In the listing below, look for "live" and copy every line that has it.

* [Exercise input]
====

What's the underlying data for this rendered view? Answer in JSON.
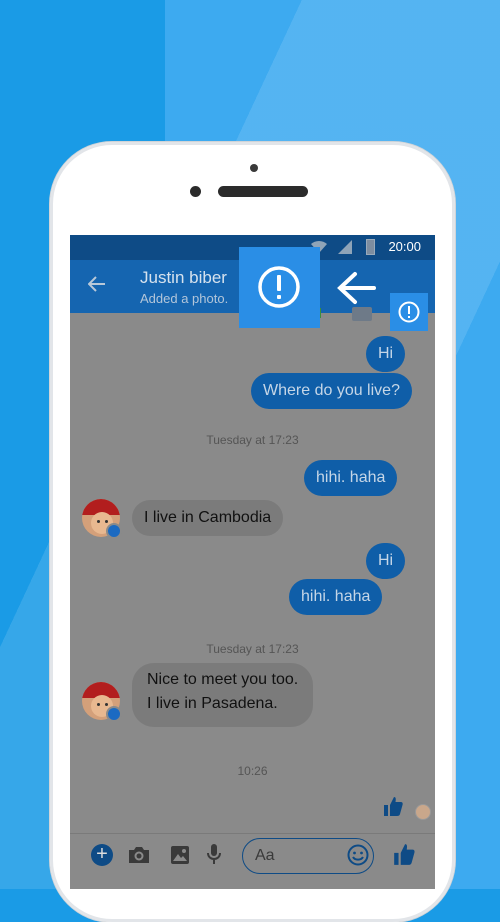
{
  "statusbar": {
    "time": "20:00"
  },
  "header": {
    "contact_name": "Justin biber",
    "contact_subtitle": "Added a photo."
  },
  "messages": [
    {
      "dir": "out",
      "text": "Hi"
    },
    {
      "dir": "out",
      "text": "Where do you live?"
    },
    {
      "type": "stamp",
      "text": "Tuesday at 17:23"
    },
    {
      "dir": "out",
      "text": "hihi. haha"
    },
    {
      "dir": "in",
      "text": "I live in Cambodia"
    },
    {
      "dir": "out",
      "text": "Hi"
    },
    {
      "dir": "out",
      "text": "hihi. haha"
    },
    {
      "type": "stamp",
      "text": "Tuesday at 17:23"
    },
    {
      "dir": "in",
      "lines": [
        "Nice to meet you too.",
        "I live in Pasadena."
      ]
    },
    {
      "type": "stamp",
      "text": "10:26"
    }
  ],
  "composer": {
    "placeholder": "Aa"
  },
  "icons": {
    "back": "arrow-left-icon",
    "info": "info-icon",
    "add": "plus-icon",
    "camera": "camera-icon",
    "gallery": "image-icon",
    "mic": "microphone-icon",
    "emoji": "emoji-icon",
    "like": "thumbs-up-icon"
  },
  "colors": {
    "background": "#1a9be6",
    "appbar": "#1565b0",
    "statusbar": "#0e4b86",
    "outgoing_bubble": "#0f5ea8",
    "incoming_bubble": "#7b7b7b",
    "highlight": "#2a8ee6"
  }
}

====

* [Solution to this exercise]
      "text": "Where do you live?"
      "text": "I live in Cambodia"
        "I live in Pasadena."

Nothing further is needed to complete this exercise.